This first reading (or few readings) is also a chance to practice annotating the text for important ideas, unknown vocabulary words, confusing or surprising parts, evidence to support text based questions, etc. Students should not just highlight or underline all of the text — not every single word is important to understanding the text. For grade-appropriate text annotating guidelines, click here.

At the end of this first stage, students are able to tell what is going on in the text.

2. Read closely for craft, structure, and vocabulary.

This time, students read to take note of the text’s structure. Structures can include:

  • narratives
  • compare and contrast articles
  • informational articles
  • persuasive essays
  • historical writing

When students learn how these kinds of texts are organized, they will be able to quickly comb through writing in the future to take away what they are meant to. 

For example, if a student recognizes informational language and the usage of facts, they can tell that what they’re reading is informational (and not something meant to persuade or entertain.) If they take note of section headings, they can quickly scan them with their eyes to find the section they’re looking for.

As students continue to practice close reading, they will grow to understand that the way a piece of writing is structured matters. The author wrote the piece for a specific reason — to help convey their message.

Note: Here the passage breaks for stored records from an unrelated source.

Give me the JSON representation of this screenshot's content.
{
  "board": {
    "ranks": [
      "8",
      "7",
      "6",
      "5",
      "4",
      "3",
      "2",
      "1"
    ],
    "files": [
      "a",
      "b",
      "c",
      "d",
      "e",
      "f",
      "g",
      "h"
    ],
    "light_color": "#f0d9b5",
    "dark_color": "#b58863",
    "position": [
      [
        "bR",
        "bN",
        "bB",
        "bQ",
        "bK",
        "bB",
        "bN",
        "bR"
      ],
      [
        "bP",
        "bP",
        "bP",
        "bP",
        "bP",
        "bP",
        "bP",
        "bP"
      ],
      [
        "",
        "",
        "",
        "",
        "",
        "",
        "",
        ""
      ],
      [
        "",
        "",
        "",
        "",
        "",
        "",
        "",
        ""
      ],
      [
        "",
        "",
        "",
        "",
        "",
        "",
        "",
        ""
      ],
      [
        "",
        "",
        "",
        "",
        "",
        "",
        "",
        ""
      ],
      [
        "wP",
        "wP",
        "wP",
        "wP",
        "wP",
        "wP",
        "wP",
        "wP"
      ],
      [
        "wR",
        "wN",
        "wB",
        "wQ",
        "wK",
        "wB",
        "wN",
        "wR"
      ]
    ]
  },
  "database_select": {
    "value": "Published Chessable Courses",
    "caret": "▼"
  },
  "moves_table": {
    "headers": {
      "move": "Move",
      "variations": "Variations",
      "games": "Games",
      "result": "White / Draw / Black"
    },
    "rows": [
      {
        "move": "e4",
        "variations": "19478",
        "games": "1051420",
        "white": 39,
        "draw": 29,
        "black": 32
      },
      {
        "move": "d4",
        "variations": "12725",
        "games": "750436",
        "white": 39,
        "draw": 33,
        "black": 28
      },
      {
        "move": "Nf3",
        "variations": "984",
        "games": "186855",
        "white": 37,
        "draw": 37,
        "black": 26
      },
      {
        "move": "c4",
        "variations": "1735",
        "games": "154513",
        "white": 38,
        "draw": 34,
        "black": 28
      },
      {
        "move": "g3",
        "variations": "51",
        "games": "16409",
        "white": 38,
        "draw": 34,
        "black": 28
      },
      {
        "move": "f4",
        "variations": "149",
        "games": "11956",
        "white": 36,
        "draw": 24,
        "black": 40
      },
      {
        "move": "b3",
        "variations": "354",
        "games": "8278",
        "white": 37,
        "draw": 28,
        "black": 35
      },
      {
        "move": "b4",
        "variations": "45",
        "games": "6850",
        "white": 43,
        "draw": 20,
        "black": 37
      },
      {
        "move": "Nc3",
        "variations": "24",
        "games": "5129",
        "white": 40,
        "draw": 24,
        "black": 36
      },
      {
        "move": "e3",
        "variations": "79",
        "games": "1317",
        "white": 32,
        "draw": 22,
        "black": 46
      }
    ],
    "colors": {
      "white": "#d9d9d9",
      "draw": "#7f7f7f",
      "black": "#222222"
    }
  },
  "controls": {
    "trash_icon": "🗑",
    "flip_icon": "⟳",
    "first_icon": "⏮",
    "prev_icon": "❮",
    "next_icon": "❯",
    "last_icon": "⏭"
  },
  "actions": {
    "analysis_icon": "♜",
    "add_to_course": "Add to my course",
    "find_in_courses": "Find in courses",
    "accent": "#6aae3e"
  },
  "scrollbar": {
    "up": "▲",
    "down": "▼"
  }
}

Students can decipher unknown vocabulary words during this part of the close reading process. But if it takes the focus away from the close analysis of a text, some teachers will give the definition of difficult vocabulary words.

3. Answer text-dependent questions.

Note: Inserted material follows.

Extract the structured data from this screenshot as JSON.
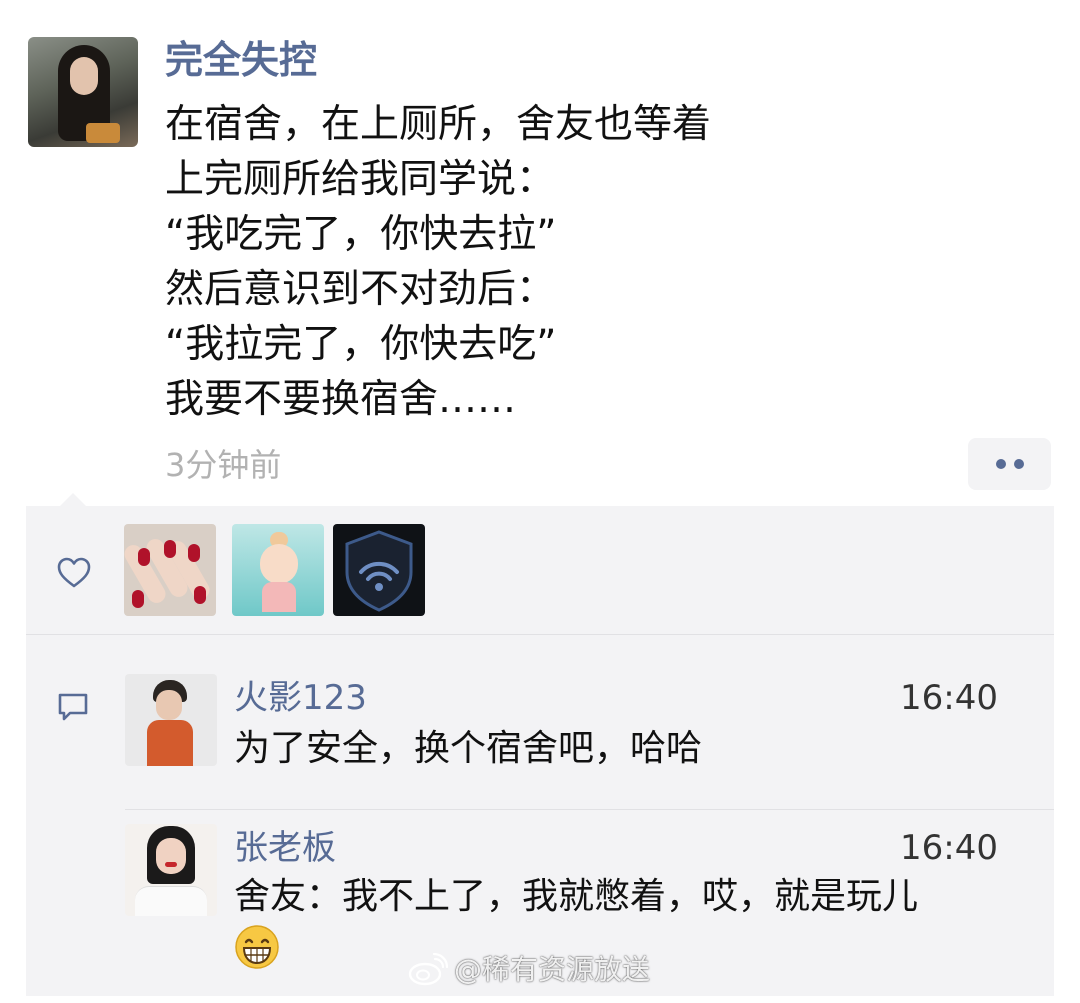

After re-reading a piece several times, students are asked a set of text-dependent questions. The answers to these questions are not surface level or straightforward. The answers do not come from the reader’s thoughts or experiences. Rather, these questions require students to pull evidence from the text to answer them.

Related: Content clues are used to make inferences and answer text-dependent questions. Learn more about what context clues are and how to find them.

An example of a text-dependent question:

Text-dependent question: “When Dana’s mom goes to space, how does Dana feel? How do you know that?”

Not a text-dependent question: “When Dana’s mom goes to space, she leaves Dana back at home. Have you ever been left out? How did it feel?”

In this example, the reader has to go back to the story and look closely for words, actions, or descriptions that tell the reader how this character feels. The character’s feelings should not be explicitly stated. If the text says something like, “she was sad,” then the question is not one that requires close reading to answer.

After students have answered these questions, instructors can discuss how the ideas in the text connect to other things the class reads and how the work fits in with the knowledge they already have.

For example, if a class reads an informational article about pollution, then a persuasive essay about the importance of recycling, they can relate those two works together. They may also carry that information over to their everyday lives.

Close reading is a lifelong skill.

They need to practice it a lot, and students may get tired of reading so much. However, students who use close reading gain a wealth of knowledge and reading skills.